The melodramatic historical novel is neck-deep in pomp, circumstance, class warfare, and stilted observations of lives far removed form our own. So many have been written that the sheer number guarantees the stale formula generates more snoozers than not. But there are a few that rise above the template. A Fatal Waltz, billed as a “novel of suspense” is one such novel. It’s a breezy read with a depth of character and inventive plot.
Waltz is the latest book in the adventures of Lady Emily Ashton, a modern woman in the late nineteenth century with a knack for digging below the surface to uncover the deeper mysteries that lurk under any good British story. The opening part of the book takes place at the typical English countryside estate with the men out shooting, while the women are left in the study to gossip, read, and cast evil eyes at each other. But when a murder of an unpopular, yet politically powerful man, Lord Fortescue, occurs, the action switches to Vienna and Lady Ashton goes into full-on detective mode to help clear the name of her friend’s husband, who she believes was framed for the murder.
It’s in Vienna where the story matures, bringing a seamless marriage of scene and narrative. The Vienna of Alexander’s descriptions is vibrant and rich, alive with people huddled together in coffee shops exchanging radical ideas, creating art, and staving off the cold of the oncoming holiday season. It’s here in this vivid landscape that Lady Ashton enters the world of Viennese anarchists and puts on her bravest face, against the wishes of her fiancé, to orchestrate a convoluted scheme to out the true killer of Lord Fortescue. The book speeds along to a very satisfying climax, drifting out with a complete air of believability.

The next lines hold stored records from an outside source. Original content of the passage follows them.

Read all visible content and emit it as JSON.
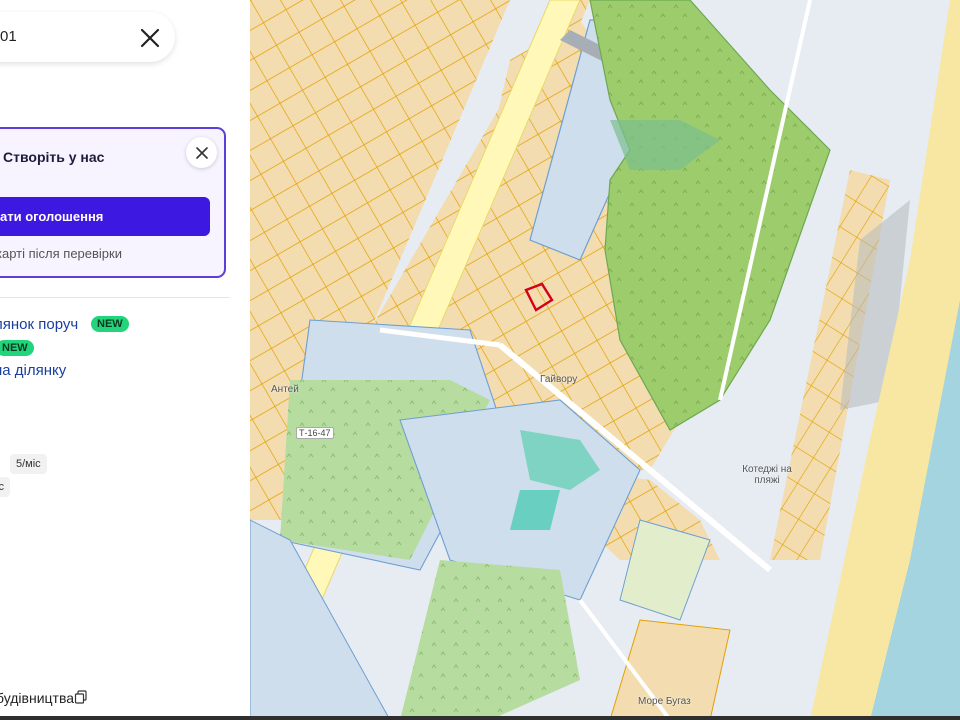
{
  "search": {
    "value": "01"
  },
  "promo": {
    "title": "Створіть у нас",
    "button_label": "ати оголошення",
    "note": "на карті після перевірки"
  },
  "links": {
    "plot_nearby": "лянок поруч",
    "plot_nearby_badge": "NEW",
    "second_badge": "NEW",
    "plot_link": "на ділянку"
  },
  "chips": {
    "chip1": "5/міс",
    "chip2": "іс"
  },
  "footer": {
    "label": "будівництва"
  },
  "map": {
    "labels": {
      "antey": "Антей",
      "road": "Т-16-47",
      "gaivoron": "Гайвору",
      "cottages": "Котеджі на пляжі",
      "more": "Море Бугаз"
    },
    "colors": {
      "parcel_fill": "#f3ddb0",
      "parcel_stroke": "#e3a100",
      "green_zone": "#9ccc6c",
      "water": "#a3d4e0",
      "beach": "#f7e7a3",
      "road": "#ffffff",
      "highlight": "#d4001a"
    }
  }
}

The interactions between Emily and her fiancé Colin are also interesting. She maintains this air of being above everything, but when a former flame enters the scene, Emily expresses jealousy, confusion, anxiousness, and anger - all real emotions you would hardly expect a proper British lady of the nineteenth century to show. You can feel the sense of dagger shooting in the scenes with Emily and her fiance’s ex. The dialogue is so cleanly written, it allows every emotion to seep through.